The May 2012 issue of American Ethnologist has three open-access articles focused on the Occupy movement. In “The Occupy Movement in Žižek’s hometown: Direct democracy and a politics of becoming,” Maple Razsa and Andrej Kurnik write:
We trace the development of decidedly minoritarian forms of decision making—the “democracy of direct action,” as it is known locally—to activists’ experiences of organizing for migrant and minority rights in the face of ethnonationalism. We compare the democracy of direct action to Occupy Wall Street’s consensus-based model. In conclusion, we ask how ethnographic attention to the varieties of emergent political forms within the current global cycle of protest might extend recent theorizing of radical politics and contribute to broader efforts to reimagine democracy.
Jeffrey S. Juris offers “Reflections on #Occupy Everywhere: Social media, public space, and emerging logics of aggregation”:

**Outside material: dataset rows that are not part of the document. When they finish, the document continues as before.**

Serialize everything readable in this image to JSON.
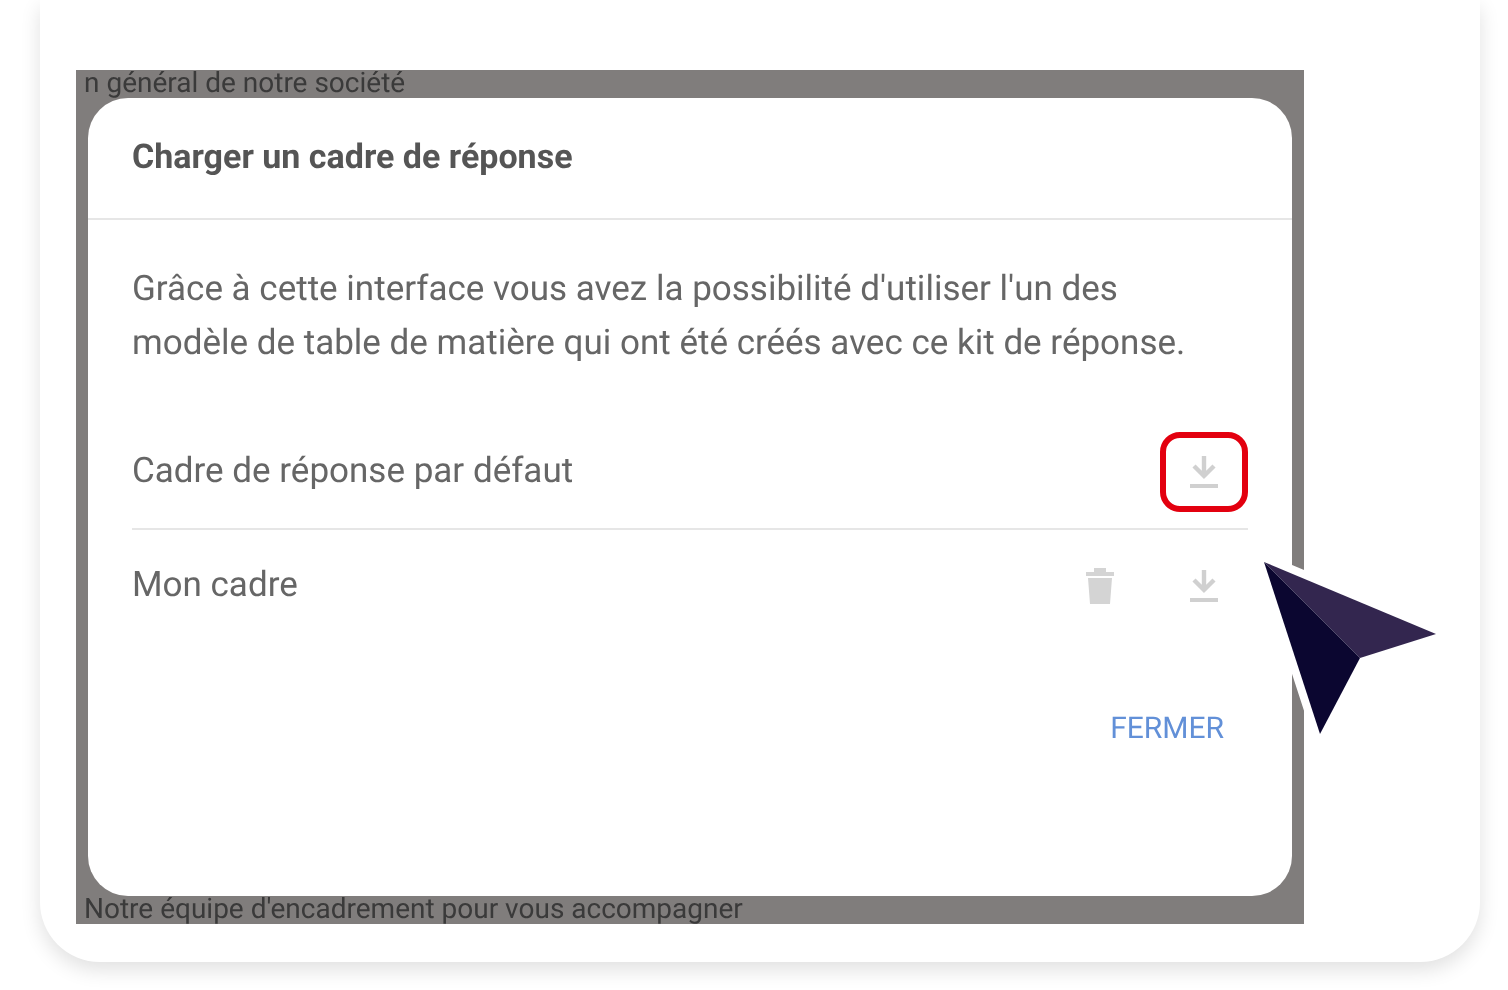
{
  "background": {
    "top_text": "n général de notre société",
    "bottom_text": "Notre équipe d'encadrement pour vous accompagner"
  },
  "dialog": {
    "title": "Charger un cadre de réponse",
    "description": "Grâce à cette interface vous avez la possibilité d'utiliser l'un des modèle de table de matière qui ont été créés avec ce kit de réponse.",
    "items": [
      {
        "label": "Cadre de réponse par défaut",
        "actions": [
          {
            "kind": "download"
          }
        ],
        "highlighted": true
      },
      {
        "label": "Mon cadre",
        "actions": [
          {
            "kind": "delete"
          },
          {
            "kind": "download"
          }
        ],
        "highlighted": false
      }
    ],
    "buttons": [
      "FERMER"
    ]
  }
}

Whereas listservs and websites helped give rise to a widespread logic of networking within the movements for global justice of the 1990s–2000s, I argue that social media have contributed to an emerging logic of aggregation in the more recent #Occupy movements—one that involves the assembling of masses of individuals from diverse backgrounds within physical spaces. However, the recent shift toward more decentralized forms of organizing and networking may help to ensure the sustainability of the #Occupy movements in a posteviction phase.
And David Nugent comments on the first two articles and the questions they raise “about the temporalities of capitalism and about the dilemmas of inclusion in the recent Occupy movements.”